I have to say I didn’t have a guide or a leader and that I guess is why I am where I am today. I just kind of found my own way and I did a lot of soul searching and just meditating on who I am and who I want to be. I learned a lot of lessons the hard way and that is a beautiful thing to learn lessons that way. So I don’t know. I guess now I would add Portia to that list but I didn’t know her back then, so I guess I would say, ‘What would Portia do? And probably do the opposite. (laughs)
YOU JUST MENTIONED YOUR AGE YET YOU HAVE RETAINED A CHILDLIKE SENSIBILITY. HOW DO YOU THINK YOU’VE MANAGED TO DO THAT?

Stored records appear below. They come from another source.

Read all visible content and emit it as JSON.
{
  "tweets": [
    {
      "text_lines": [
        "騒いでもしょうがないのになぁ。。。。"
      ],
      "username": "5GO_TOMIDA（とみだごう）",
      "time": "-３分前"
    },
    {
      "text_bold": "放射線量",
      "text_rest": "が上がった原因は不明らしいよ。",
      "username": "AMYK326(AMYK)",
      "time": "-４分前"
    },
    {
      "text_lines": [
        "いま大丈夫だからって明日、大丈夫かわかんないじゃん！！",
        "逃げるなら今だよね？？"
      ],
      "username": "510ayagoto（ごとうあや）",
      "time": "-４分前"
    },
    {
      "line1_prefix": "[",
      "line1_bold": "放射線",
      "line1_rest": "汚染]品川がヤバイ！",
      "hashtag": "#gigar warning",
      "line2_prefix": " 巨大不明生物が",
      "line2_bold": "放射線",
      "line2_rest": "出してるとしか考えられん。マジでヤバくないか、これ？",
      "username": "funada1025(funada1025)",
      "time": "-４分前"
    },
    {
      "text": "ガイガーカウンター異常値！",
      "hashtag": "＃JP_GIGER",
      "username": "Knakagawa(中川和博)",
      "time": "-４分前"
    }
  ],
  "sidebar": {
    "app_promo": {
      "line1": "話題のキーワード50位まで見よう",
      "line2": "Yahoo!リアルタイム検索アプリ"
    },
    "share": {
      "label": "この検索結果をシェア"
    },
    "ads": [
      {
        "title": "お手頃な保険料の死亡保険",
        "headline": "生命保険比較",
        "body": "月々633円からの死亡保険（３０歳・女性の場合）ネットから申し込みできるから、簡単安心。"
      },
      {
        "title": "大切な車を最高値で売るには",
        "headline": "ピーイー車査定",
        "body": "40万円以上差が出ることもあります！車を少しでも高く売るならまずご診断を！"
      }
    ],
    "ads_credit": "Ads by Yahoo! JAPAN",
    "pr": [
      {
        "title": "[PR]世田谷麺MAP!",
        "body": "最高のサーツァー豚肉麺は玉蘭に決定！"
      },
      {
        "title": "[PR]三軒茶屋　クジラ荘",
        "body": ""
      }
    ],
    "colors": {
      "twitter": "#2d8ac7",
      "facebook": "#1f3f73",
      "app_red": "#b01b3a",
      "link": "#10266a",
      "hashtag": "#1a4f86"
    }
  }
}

It’s just who I am. I think I am just really exactly who I am. I don’t really want to try to pretend that I am anything other than this. And I think sometimes people grow up feeling you are supposed to fit some kind of form and what society says a 58 year old woman is supposed to look like and dress like and act like. I think a lot of us just fall into that and become what we think we are supposed to become. I just never did tat and I never want to and I don’t care that people know that I am 58 because I think it’s just a number. I think your spirit is what your real age is and your energy level.
YOU SAID THAT YOU HAD A COMPLICATED LIFE, SO HOW MUCH DID YOUR SENSE OF HUMOUR HELP YOU TO GO THE DIFFICULT TIMES?
I think for sure when, I had a very….I don’t want to go into detail but I had a very interesting childhood and a lot of things weren’t said and I think a lot of people, especially growing up in the early 60s, a lot of families, they just didn’t say what is really happening. And so I as a comedian noticed all the things in-between what people were saying and I noticed that the silences were what is really happening and not the words. And I looked at the in-between and I looked at – to use the metaphor, if you look at a painting, and the tiny strokes and it’s not the broad strokes, it’s the little tiny details that make up something. So I don’t know, as a comedian I think that is where it came from, observing things and seeing that the absurdity is the humour and that people should just pay attention to how ridiculous it is that we all ignore what is really happening.
I REMEMBER WHEN YOU CAME OUT YEARS AGO, IT WAS SUCH A BIG DEAL. WHAT ARE THE MAIN DIFFERENCES TODAY AND HOW MUCH HAS THE INDUSTRY CHANGED?
Well in the business I think we have a long way to go. I think not everybody is represented in television and film obviously. We need more diversity and we need more people representing what is happening in the world. So it goes with the writers and then the studios to approve those things and get those pictures made and because there are a lot of people who aren’t being seen. But I think that it is slowly changing, but I do think we have a long way to go. And in the world, I think it’s getting better, yes.
HOW DOES PORTIA HELP YOU IN EVERY DAY LIFE TO OVERCOME THE DIFFICULTIES WE ALL SHARE?
Now that I have love in my life – and you can’t really get anything from someone unless you have something to give, I come to it as a whole person which I wasn’t ever before. And so we both support each other and we both believe in each other and I think that’s how we learn together.
YOU HAVE A LOT OF POWER. SO HOW DO YOU FEEL ABOUT IT AND HOW DO YOU USE IT?
I can lift heavy things. (laughs) That’s how I use it. I don’t think about that really, I know that I have a platform and I am very careful what I do with it because I don’t want to be a political person, that’s not who I am. But I do want to represent kindness. I am very anti-bullying and anti-judgmental and mean spirited people, so I use my platform for good and I try to use my power to show that we should focus on all the things we have in common versus separating what someone likes and what you don’t like. I love that I look out in my audience and I see all kinds of different people. And it’s weird, I don’t think about the fact that I have a lot of power, but I do know with the TV show that I have a lot of eyeballs on me every day. So I am careful with that.